They don’t want a life of servitude.
They want a life where they are the boss.
Jesus constantly tells them that is not what it means to know God’s healing power.

And for us who come here Sunday after Sunday.
For us who know this God through Jesus Christ we know the benefits.
But those benefits are not meant for us to be selfish.
This is not about a self improvement.
When we are healed from our sin, fears, selfishness, and resentments, we are able to be disciples through serving others.

This is one of the joys and one of the hard things about being a pastor.
I have seen both in my ten years.
I have witnessed extraordinary disciples of Jesus Christ who give of everything for God.
I have seen people healed from the fever of selfish ambition, to let go of fevers to be able to show God’s love through their lives.
But we all know that church people are not perfect.
I have seen the opposite too.
I have seen people be selfish, only think about what they want.
I have seen people only care about what they think, and not willing to listen to others.
Of course God loves both equally.
It is not about that.
Because God offers both the same healing, God has given generously to both through his Son Jesus Christ.
It is not that one is better than the other.
It is only a matter of perspective.
One is able to see somehow what was given and keep that in the front of their minds.
They have been able to rise up and serve because of the grace of God.
It is why we have these great gifts of God to be able to serve each other, and to show God’s love.

We all are sick in some way shape or form.
We all have our scars that we carry deep within us.
And we all have things about us that we do well.
We all have things that we need to work on.
Healing can come to us when we know Jesus.
Healing can come from knowing that our sins are forgiven so we don’t have to serve perfectly only out of love.
Healing can come from having our fears put aside so that we are able to see in others the good that they have.
Healing can come from having our scars transformed into more compassion for others.

I usually don’t use movies as examples in my sermons.
But our family watched the movie Soul Surfer and my kids told me that I should use it this week in my sermon.
It is a true story about Bethany Hamilton.
She was a top surfer from Hawaii.
She got her arm bit off by a shark, and nearly died.
But she was able to come back to once again compete at a high level as a surfer with only one arm.
One of the things that helped her in her healing was a mission trip she took to Phuket, Thailand who were devastated by the 2004 Indian Ocean tsunami.
There she saw what others struggling through a tragedy.
When she was on that mission trip she helped people overcome their fear of the ocean by teaching them to surf.
It is through her struggle and pain that Bethany learns about what it really means to serve others.
It is through her ordeal that she learns to let go and be free.
It is her faith that keeps her going, but she learns that she was given things by God to serve and help others.
Just by her surfing she helps heal others who are struggling with their own limitations.
At the end of the movie a reporter asks her if she could undo the loss of her arm would she.
She says no because now she can embrace more people with one arm then she ever could with two.

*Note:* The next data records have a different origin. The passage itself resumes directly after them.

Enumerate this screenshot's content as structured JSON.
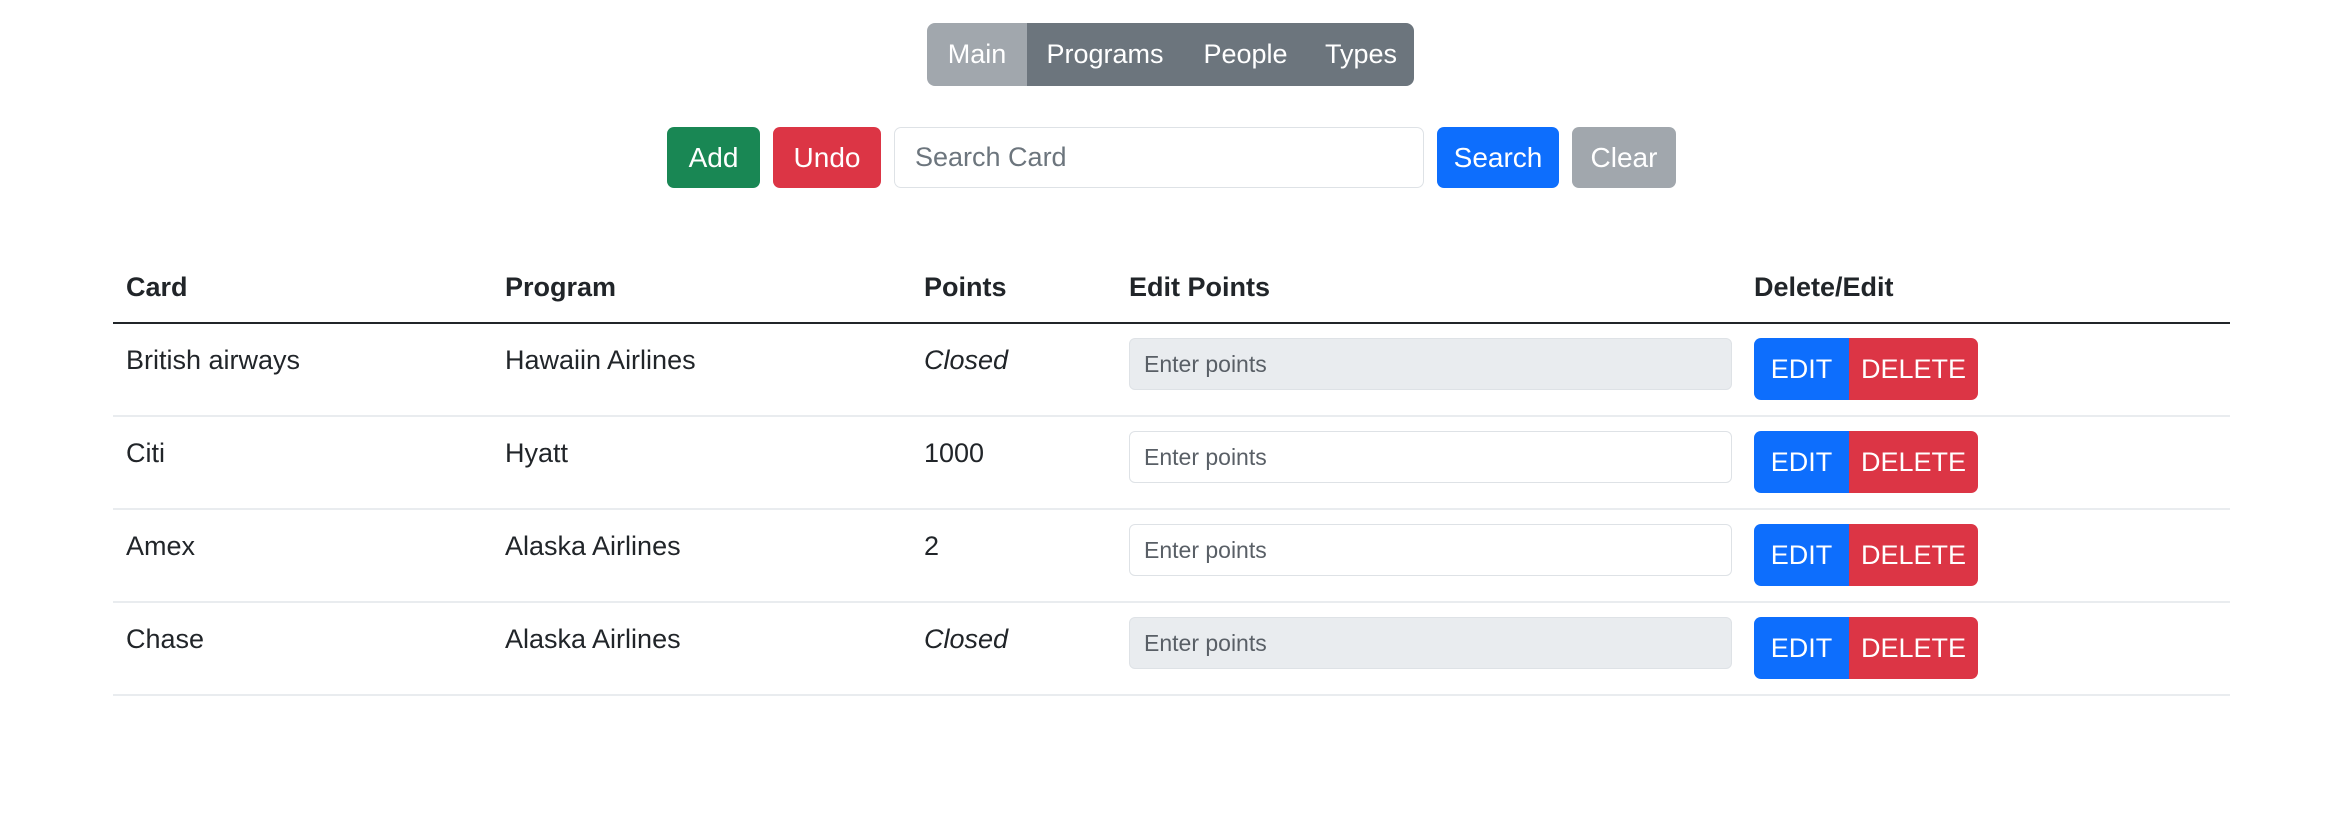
{
  "nav": {
    "tabs": [
      {
        "label": "Main",
        "active": true
      },
      {
        "label": "Programs",
        "active": false
      },
      {
        "label": "People",
        "active": false
      },
      {
        "label": "Types",
        "active": false
      }
    ]
  },
  "toolbar": {
    "add_label": "Add",
    "undo_label": "Undo",
    "search_placeholder": "Search Card",
    "search_value": "",
    "search_label": "Search",
    "clear_label": "Clear"
  },
  "table": {
    "headers": {
      "card": "Card",
      "program": "Program",
      "points": "Points",
      "edit_points": "Edit Points",
      "delete_edit": "Delete/Edit"
    },
    "rows": [
      {
        "card": "British airways",
        "program": "Hawaiin Airlines",
        "points": "Closed",
        "closed": true,
        "edit_placeholder": "Enter points",
        "edit_label": "EDIT",
        "delete_label": "DELETE"
      },
      {
        "card": "Citi",
        "program": "Hyatt",
        "points": "1000",
        "closed": false,
        "edit_placeholder": "Enter points",
        "edit_label": "EDIT",
        "delete_label": "DELETE"
      },
      {
        "card": "Amex",
        "program": "Alaska Airlines",
        "points": "2",
        "closed": false,
        "edit_placeholder": "Enter points",
        "edit_label": "EDIT",
        "delete_label": "DELETE"
      },
      {
        "card": "Chase",
        "program": "Alaska Airlines",
        "points": "Closed",
        "closed": true,
        "edit_placeholder": "Enter points",
        "edit_label": "EDIT",
        "delete_label": "DELETE"
      }
    ]
  },
  "colors": {
    "primary": "#0d6efd",
    "success": "#198754",
    "danger": "#dc3545",
    "secondary": "#6c757d",
    "secondary_light": "#a1a7ad",
    "disabled_input": "#e9ecef"
  }
}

This is the thing about our healing.
It might not be that God takes away what is wrong.
But God transforms it into something that makes us more compassionate and better able to understand and serve others.
The Good News is not that God makes life easier, but God transforms sin into righteousness, death into life.

That is what God can do for us.
Help us with our own limitations.
Offer us healing.
And because we are healed we can then serve others with an open heart.
Just as Bethany learned to do.
Just as Simon’s mother in law did.

It is good to always be reminded of all the benefits of faith.
To be reminded about all the good that God does for us.
Because that can help us to know that we are then set free to serve others.
We are let go from our own desires and fears to give to others.
God helps us serve.

That is what we leave here doing.
So we go into our week knowing that we are healed through God’s love and grace given in Jesus Christ, and through that we are transformed into servants of God.